In the Indian border state of Sikkim, indigenous Himalayan communities charted for hydroelectric dam construction fight to protect their sacred rivers.
From the U.S. to India, alarm has long been raised about overpopulation, leading to calls for harsh measures to curb it. But is population control the answer?
Journalist Timothy McLaughlin reports on domestic developments in Myanmar surrounding the Rakhine crisis as well as the case of two Reuters journalists currently on trial for their reporting.
Inter(Nation)al is a pilot podcast and radio project that shows the hidden history behind current events through the lens of treaties signed between the U.S. Government and Native Nations.
What is the legacy of deportations in El Salvador? Jonathan Blitzer covers the issue in a series of stories for The New Yorker Magazine.
Sara Reardon, Adam Levy, and Greg Kendall-Ball take you behind the challenges Colombia faces as it reintegrates tens of thousands of people back into society following the 2016 peace treaty.
Churches in Ghana are booming and pastors have become some of the richest and most powerful people. But at what price? "Prophets and profits" investigates this boom and its consequences.
As fighting uproots more than a million people, Jack Losh travels to the Central African Republic to report on the country's civil war and humanitarian crisis.
Oxpeckers Investigative Environmental Journalism's Estacio Valoi discusses Kruger's contested borderlands and how he overcame the challenges of reporting in a remote zone by using new media tools.
The U.S. military recently invited a delegation of local leaders in Niger to tour a secretive drone base.
Daniel Brook reports on the building of instant, modern cities in the developing world and examines the effects of major infrastructure projects on citizens living in Mexico, China, and India.
As Venezuela’s social and economic crisis deepens, thousands of citizens are taking to the streets. Meanwhile, a quieter humanitarian one is unfolding as hunger and malnutrition spread.
Texas Tribune reporters Kiah Collier and Julián Aguilar discuss how they reported "The Taking," an investigation into how the federal government seized private land on the Texas-Mexico border to build a fence.

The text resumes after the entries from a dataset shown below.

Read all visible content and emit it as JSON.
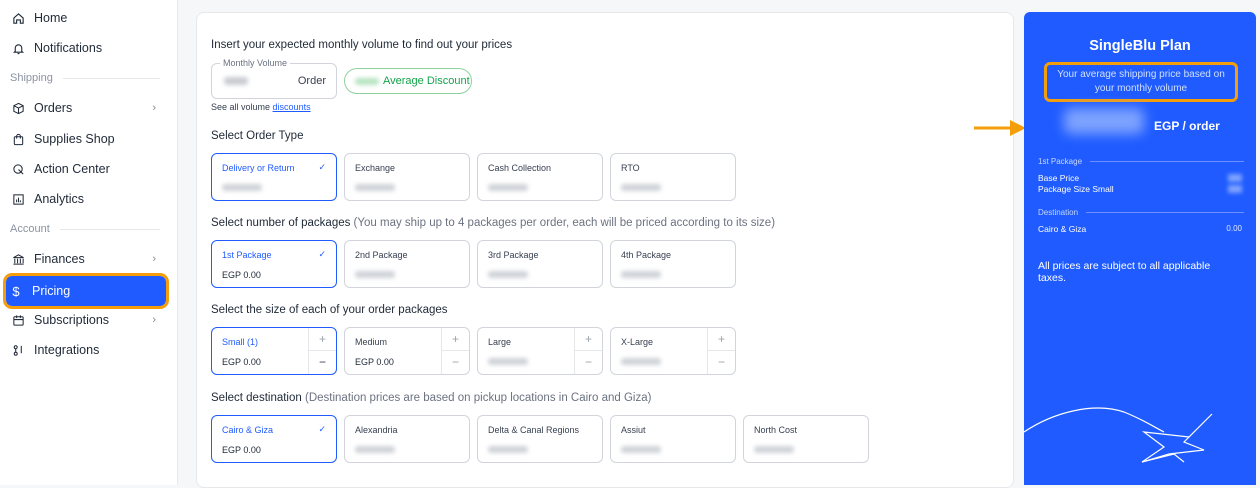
{
  "sidebar": {
    "items": [
      {
        "label": "Home",
        "icon": "home-icon"
      },
      {
        "label": "Notifications",
        "icon": "bell-icon"
      },
      {
        "label": "Orders",
        "icon": "box-icon"
      },
      {
        "label": "Supplies Shop",
        "icon": "bag-icon"
      },
      {
        "label": "Action Center",
        "icon": "action-icon"
      },
      {
        "label": "Analytics",
        "icon": "chart-icon"
      },
      {
        "label": "Finances",
        "icon": "bank-icon"
      },
      {
        "label": "Pricing",
        "icon": "dollar-icon"
      },
      {
        "label": "Subscriptions",
        "icon": "calendar-icon"
      },
      {
        "label": "Integrations",
        "icon": "integrations-icon"
      }
    ],
    "section_shipping": "Shipping",
    "section_account": "Account"
  },
  "main": {
    "volume_prompt": "Insert your expected monthly volume to find out your prices",
    "volume_legend": "Monthly Volume",
    "volume_unit": "Order",
    "discount_label": "Average Discount",
    "see_all": "See all volume ",
    "discounts_link": "discounts",
    "order_type_heading": "Select Order Type",
    "order_types": [
      "Delivery or Return",
      "Exchange",
      "Cash Collection",
      "RTO"
    ],
    "packages_heading": "Select number of packages",
    "packages_note": " (You may ship up to 4 packages per order, each will be priced according to its size)",
    "packages": [
      "1st Package",
      "2nd Package",
      "3rd Package",
      "4th Package"
    ],
    "first_package_price": "EGP 0.00",
    "sizes_heading": "Select the size of each of your order packages",
    "sizes": [
      "Small (1)",
      "Medium",
      "Large",
      "X-Large"
    ],
    "size_prices": [
      "EGP 0.00",
      "EGP 0.00"
    ],
    "destination_heading": "Select destination",
    "destination_note": " (Destination prices are based on pickup locations in Cairo and Giza)",
    "destinations": [
      "Cairo & Giza",
      "Alexandria",
      "Delta & Canal Regions",
      "Assiut",
      "North Cost"
    ],
    "destination_price": "EGP 0.00"
  },
  "panel": {
    "title": "SingleBlu Plan",
    "note": "Your average shipping price based on your monthly volume",
    "price_unit": "EGP / order",
    "section_package": "1st Package",
    "base_price": "Base Price",
    "package_size": "Package Size Small",
    "section_destination": "Destination",
    "destination": "Cairo & Giza",
    "destination_value": "0.00",
    "taxes": "All prices are subject to all applicable taxes."
  },
  "colors": {
    "accent": "#1f5bff",
    "highlight": "#f59e0b",
    "success": "#16a34a"
  }
}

Jackie Spinner spent three months in Morocco exploring the ways in which the country has become a moderate Islamic hub in the North Africa and to examine the contrast between image and reality.
Students evaluate the status of freedom in Turkey using Freedom House criteria, and consider how freedom may be defined at home and around the world.
Engage students in a dialogue about democracy with photojournalist Andrea Bruce and members of a re-entry program in Memphis, Tennessee.
Students will evaluate how communities rely on their ecosystems for survival and climate change's impact on their ability to do so by examining the Meitei people's relationship to Loktak Lake.
Students practice skills for preparing and conducting interviews for documentary films.
Students evaluate how photojournalist Daniella Zalcman communicates interviews with blended photography in order to create their own blended portraits that communicate how their identities are...
This resource describes methods for producing documentary filmmaking projects with students that make local connections to global issues by outlining the development of the film “Placing Identity.”
This lesson offers multimedia resources that emphasize the relevance of treaties with Native nations in the U.S. today, and explore under-reported stories about Indigenous peoples around the world.
Indigenous rights and visual literacy take center stage in these activity ideas and classroom resources, using reporting from six countries by Magnum photographers.
Reading comprehension tools, activities and other resources to bring "Losing Earth," The New York Times Magazine's special issue on climate change, into the classroom and beyond.
A summary of each section of "Losing Earth," a special issue of The New York Times Magazine.
Comprehension and discussion questions for "Losing Earth," a special issue of The New York Times Magazine.
A glossary of term for "Losing Earth," a special issue of the New York Times Magazine.